Either way, I always try to get more for selling my spreads than just the mid-price. It doesn’t take much market movement for the option prices to move around and if the RUT moves enough intra-day then my spread price will move as well. So commonly in the example above, I will actually place a limit order to sell the spread for 60 cents. I won’t get filled straight away but if the market moves a little in the direction of the spread then that 60 cents may now become the mid-price of the spread, meaning I have a fair chance of being filled.

The catch here is that if the market moves in the other direction for the entire day, then I will never get filled and will probably wish I had taken the mid-price originally. Regardless of this, I think the strategy is worthwhile. 5 cents may not seem much, but that’s $5, and if you had 5 contracts, and then the same for the put side that’s $50 in total. Doing this at the exit of the spreads would mean another $50 in your pocket, or in this case, $100 so far. Now if you sold and bought back your spreads twice in the month, potentially that’s an additional $200 that you’re better off. Now we all know it’s not as black and white as that, but it’s amazing to see how fast those 5 cent’s all add up.
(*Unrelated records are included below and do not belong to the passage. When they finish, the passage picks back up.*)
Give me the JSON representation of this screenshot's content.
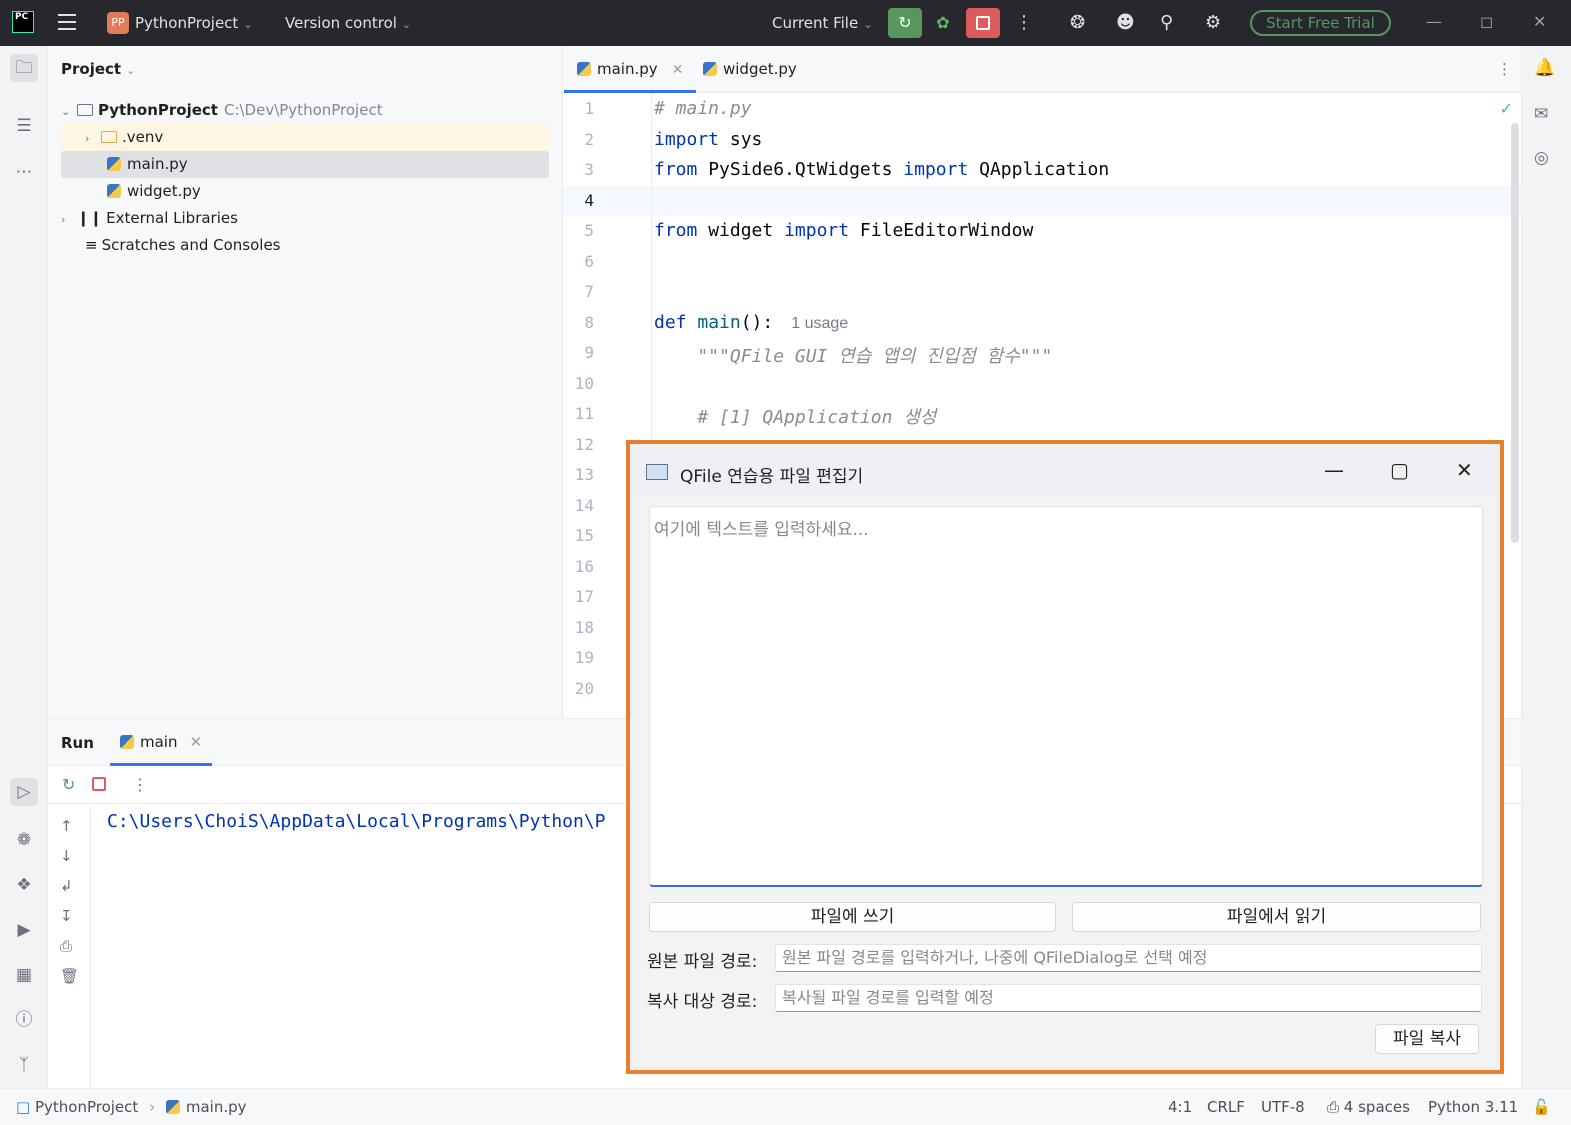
{
  "titlebar": {
    "logo_text": "PC",
    "project_badge": "PP",
    "project_name": "PythonProject",
    "version_control": "Version control",
    "run_config": "Current File",
    "trial_button": "Start Free Trial"
  },
  "project_panel": {
    "title": "Project",
    "tree": [
      {
        "label": "PythonProject",
        "path": "C:\\Dev\\PythonProject"
      },
      {
        "label": ".venv"
      },
      {
        "label": "main.py"
      },
      {
        "label": "widget.py"
      },
      {
        "label": "External Libraries"
      },
      {
        "label": "Scratches and Consoles"
      }
    ]
  },
  "editor": {
    "tabs": [
      {
        "label": "main.py"
      },
      {
        "label": "widget.py"
      }
    ],
    "line_numbers": [
      "1",
      "2",
      "3",
      "4",
      "5",
      "6",
      "7",
      "8",
      "9",
      "10",
      "11",
      "12",
      "13",
      "14",
      "15",
      "16",
      "17",
      "18",
      "19",
      "20"
    ],
    "lines": {
      "l1": "# main.py",
      "l2a": "import",
      "l2b": " sys",
      "l3a": "from",
      "l3b": " PySide6.QtWidgets ",
      "l3c": "import",
      "l3d": " QApplication",
      "l5a": "from",
      "l5b": " widget ",
      "l5c": "import",
      "l5d": " FileEditorWindow",
      "l8a": "def",
      "l8b": " main",
      "l8c": "():",
      "l8hint": "1 usage",
      "l9": "    \"\"\"QFile GUI 연습 앱의 진입점 함수\"\"\"",
      "l11": "    # [1] QApplication 생성"
    }
  },
  "run_panel": {
    "title": "Run",
    "tab": "main",
    "console_line": "C:\\Users\\ChoiS\\AppData\\Local\\Programs\\Python\\P"
  },
  "statusbar": {
    "crumb_project": "PythonProject",
    "crumb_file": "main.py",
    "position": "4:1",
    "line_sep": "CRLF",
    "encoding": "UTF-8",
    "indent": "4 spaces",
    "interpreter": "Python 3.11"
  },
  "dialog": {
    "title": "QFile 연습용 파일 편집기",
    "text_placeholder": "여기에 텍스트를 입력하세요...",
    "write_button": "파일에 쓰기",
    "read_button": "파일에서 읽기",
    "source_label": "원본 파일 경로:",
    "source_placeholder": "원본 파일 경로를 입력하거나, 나중에 QFileDialog로 선택 예정",
    "target_label": "복사 대상 경로:",
    "target_placeholder": "복사될 파일 경로를 입력할 예정",
    "copy_button": "파일 복사"
  },
  "colors": {
    "accent": "#3574f0",
    "highlight_frame": "#e77f2d",
    "run_green": "#57965c",
    "stop_red": "#db5c5c"
  }
}
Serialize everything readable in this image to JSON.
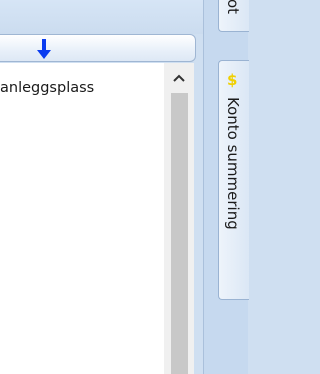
{
  "column_header": {
    "sort_icon": "arrow-down-icon"
  },
  "list": {
    "items": [
      {
        "text": "anleggsplass"
      }
    ]
  },
  "scrollbar": {
    "up_icon": "chevron-up-icon"
  },
  "side_tabs": [
    {
      "label": "ot"
    },
    {
      "label": "Konto summering",
      "icon": "dollar-icon",
      "icon_glyph": "$"
    }
  ],
  "colors": {
    "accent_blue": "#0a3cf0",
    "dollar_yellow": "#f0d000"
  }
}
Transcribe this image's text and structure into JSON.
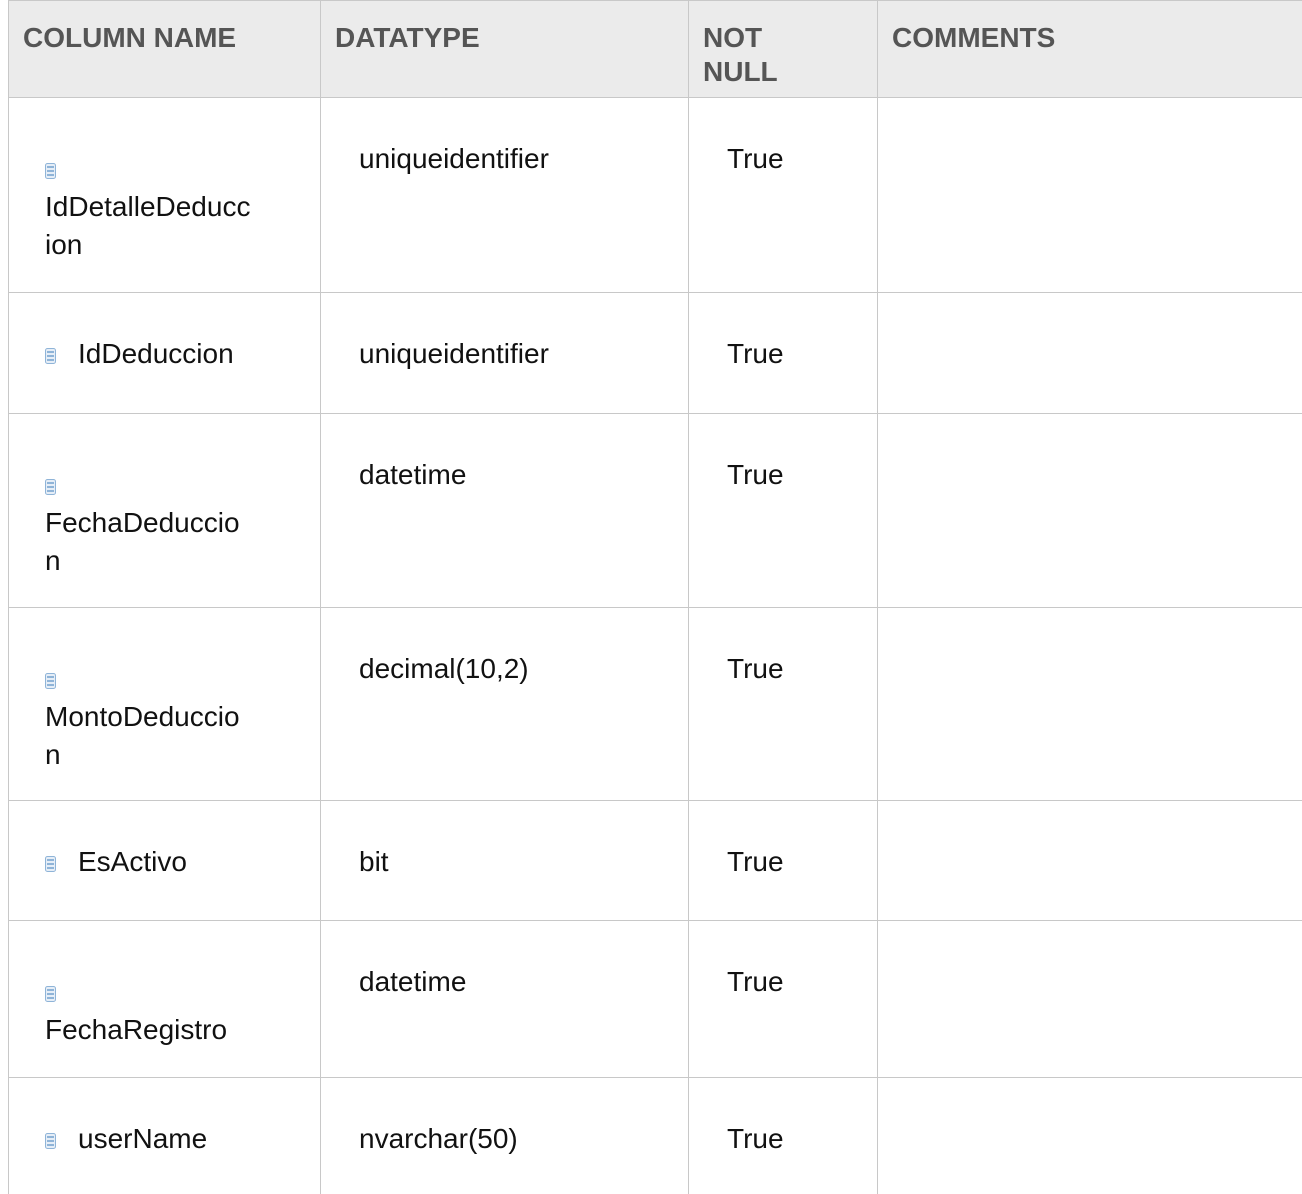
{
  "headers": {
    "column_name": "COLUMN NAME",
    "datatype": "DATATYPE",
    "not_null_line1": "NOT",
    "not_null_line2": "NULL",
    "comments": "COMMENTS"
  },
  "rows": [
    {
      "icon": "column-icon",
      "name_line1": "IdDetalleDeducc",
      "name_line2": "ion",
      "datatype": "uniqueidentifier",
      "not_null": "True",
      "comments": ""
    },
    {
      "icon": "column-icon",
      "name_line1": "IdDeduccion",
      "datatype": "uniqueidentifier",
      "not_null": "True",
      "comments": ""
    },
    {
      "icon": "column-icon",
      "name_line1": "FechaDeduccio",
      "name_line2": "n",
      "datatype": "datetime",
      "not_null": "True",
      "comments": ""
    },
    {
      "icon": "column-icon",
      "name_line1": "MontoDeduccio",
      "name_line2": "n",
      "datatype": "decimal(10,2)",
      "not_null": "True",
      "comments": ""
    },
    {
      "icon": "column-icon",
      "name_line1": "EsActivo",
      "datatype": "bit",
      "not_null": "True",
      "comments": ""
    },
    {
      "icon": "column-icon",
      "name_line1": "FechaRegistro",
      "datatype": "datetime",
      "not_null": "True",
      "comments": ""
    },
    {
      "icon": "column-icon",
      "name_line1": "userName",
      "datatype": "nvarchar(50)",
      "not_null": "True",
      "comments": ""
    }
  ],
  "colors": {
    "header_bg": "#ebebeb",
    "header_text": "#555555",
    "border": "#c8c8c8",
    "icon_blue": "#8fb4d8"
  }
}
I hope that has given a new way to think about placing orders and getting filled. Happy trading, but please remember trading this strategy carries a great deal of risk, relative to the reward you can make. Please don’t go out and trade these if you don’t understand the strategy, risks, rewards, breakevens and both winning and losing adjustments like the back of your hand.

Manage your risk!

Matt Baker